▶ _Work instructions_: Each line of the records below that contains "server" needs to be copied.

[Element data from apps and pages]

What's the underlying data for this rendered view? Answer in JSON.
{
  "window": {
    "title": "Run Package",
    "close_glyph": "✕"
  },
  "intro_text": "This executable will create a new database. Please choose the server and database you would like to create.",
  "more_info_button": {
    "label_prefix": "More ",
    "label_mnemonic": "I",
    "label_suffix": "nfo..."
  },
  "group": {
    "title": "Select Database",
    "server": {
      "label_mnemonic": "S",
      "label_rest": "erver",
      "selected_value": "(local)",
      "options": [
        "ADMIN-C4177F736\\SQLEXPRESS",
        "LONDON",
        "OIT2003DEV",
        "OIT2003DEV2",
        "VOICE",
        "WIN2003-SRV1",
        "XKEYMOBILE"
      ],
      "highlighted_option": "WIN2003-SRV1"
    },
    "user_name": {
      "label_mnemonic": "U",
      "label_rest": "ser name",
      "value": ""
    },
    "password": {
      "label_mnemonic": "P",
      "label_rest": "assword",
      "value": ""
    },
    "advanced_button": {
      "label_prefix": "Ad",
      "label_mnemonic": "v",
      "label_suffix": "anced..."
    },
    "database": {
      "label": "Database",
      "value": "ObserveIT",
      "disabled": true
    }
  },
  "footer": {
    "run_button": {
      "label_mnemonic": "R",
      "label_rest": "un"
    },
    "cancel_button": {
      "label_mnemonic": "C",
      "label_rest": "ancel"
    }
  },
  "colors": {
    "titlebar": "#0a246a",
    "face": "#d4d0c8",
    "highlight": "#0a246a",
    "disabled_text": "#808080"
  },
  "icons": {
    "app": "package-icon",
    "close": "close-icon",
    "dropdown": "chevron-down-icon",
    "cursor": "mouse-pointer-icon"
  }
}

▶ _Task response_:
  "intro_text": "This executable will create a new database. Please choose the server and database you would like to create.",
    "server": {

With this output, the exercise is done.